“People like soda. They expect soda at restaurants. Instead of serving them Coke or Pepsi, we serve them homemade,” said Breitner.
“We wanted to use fresh ginger and local honey and not buy the high fructose corn syrup brands from a distributor; same with our root beer. We’ve always made our own sodas so as to avoid bottles and cans and a pushy distributor such as Pepsi or Coke,” said co-owner Booth.
“We make the soda in the basement, where we make our own bread.
On average, they serve 300 people a day. “It’s getting busier all the time. People come from a distance. People tell me, ‘we drove from Boston to check this out,’” he said.
“I really like the Root Beer. I’m not a big beer drinker, though I like the pilsner,” said Greenfield resident Frank Rozelle, a regular since People’s Pint opened. He has observed people tend to drink darker, more robust beer in winter, often with a higher alcohol content.
They have beers on tap year-round with varying percentages of alcohol. Their darker beers include Imperial Stout, which has 10 percent alcohol content, Slippery Slope — a strong ale brewed with cider, honey and ginger — has nine percent, and Day Dark Porter, with five percent.
Their Double IPA, with up to eight percent alcohol content, is “basically a really big IPA with more hops, more alcohol, more grain. It tends to have floral, citrusy hops…very aromatic,” said Booth.
They started out brewing in the basement on Federal Street with a seven-barrel brewing capacity and one fermenter. “It was crazy ridiculous,” recalled Booth. “We made one beer at a time, every five days. We never bottled at all.” But the customers kept coming back for more.
They have since expanded to a 15-barrel system and four fermenters over on Hope Street, making 1,200 barrels a year, plus bottling beer to sell locally. The head brewer is Chris Sellers.
People’s Pint is committed to using local produce, in season, for their salads, and the foods they serve. “We buy and use local vendors, local produce, local meat; we’re sustainable,” said Breitner. “We make sure to be conscious how we use our resources here, and buy from others that do the same.”

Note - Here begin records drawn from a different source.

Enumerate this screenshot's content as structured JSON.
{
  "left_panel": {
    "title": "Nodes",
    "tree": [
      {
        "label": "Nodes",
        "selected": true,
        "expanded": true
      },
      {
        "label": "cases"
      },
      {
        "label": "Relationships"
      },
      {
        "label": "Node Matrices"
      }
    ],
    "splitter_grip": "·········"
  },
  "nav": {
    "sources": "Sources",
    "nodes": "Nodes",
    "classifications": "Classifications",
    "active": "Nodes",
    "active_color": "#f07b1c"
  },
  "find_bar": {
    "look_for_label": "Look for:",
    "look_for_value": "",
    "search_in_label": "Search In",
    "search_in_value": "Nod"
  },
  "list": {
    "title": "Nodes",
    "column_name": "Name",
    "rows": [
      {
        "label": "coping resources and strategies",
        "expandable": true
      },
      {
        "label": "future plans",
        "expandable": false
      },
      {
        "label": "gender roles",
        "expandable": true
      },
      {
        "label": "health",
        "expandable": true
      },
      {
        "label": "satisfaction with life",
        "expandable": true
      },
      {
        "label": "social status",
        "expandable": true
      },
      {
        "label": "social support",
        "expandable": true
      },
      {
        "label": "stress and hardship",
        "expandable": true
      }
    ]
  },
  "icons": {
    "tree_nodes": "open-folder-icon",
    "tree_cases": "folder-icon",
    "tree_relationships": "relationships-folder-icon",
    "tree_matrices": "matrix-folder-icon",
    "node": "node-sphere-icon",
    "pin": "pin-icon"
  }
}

They pride themselves in producing very little waste, only one barrel of trash per night. Besides using cloth napkins, “We don’t automatically give out straws, or packets of throwaway ketchup,” said Booth. “Behind the scenes, we don’t have five things individually wrapped. We don’t use plastic wrap; we buy in cases. We don’t use aluminum foil at all; we use containers that get washed,” said Booth.

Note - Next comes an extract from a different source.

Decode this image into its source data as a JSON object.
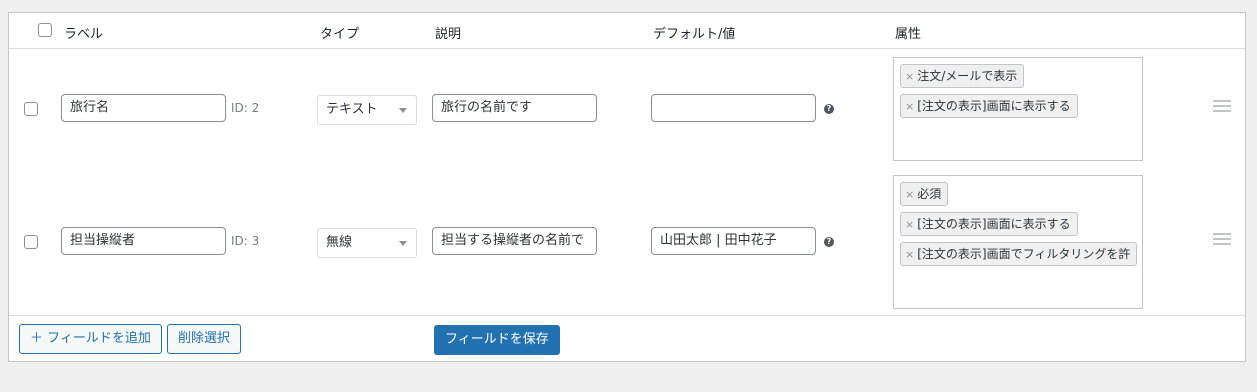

With so much to be grateful for, they pay it forward. For every Training Wheel Beer sale, they give 25 cents to MASSBIKE which promotes bike riding; a percentage of their Early Green Pale Ale supports the local farm Just Roots, and their beer Source to Seed benefits the Connecticut River Watershed Council which educates people about the Connecticut River.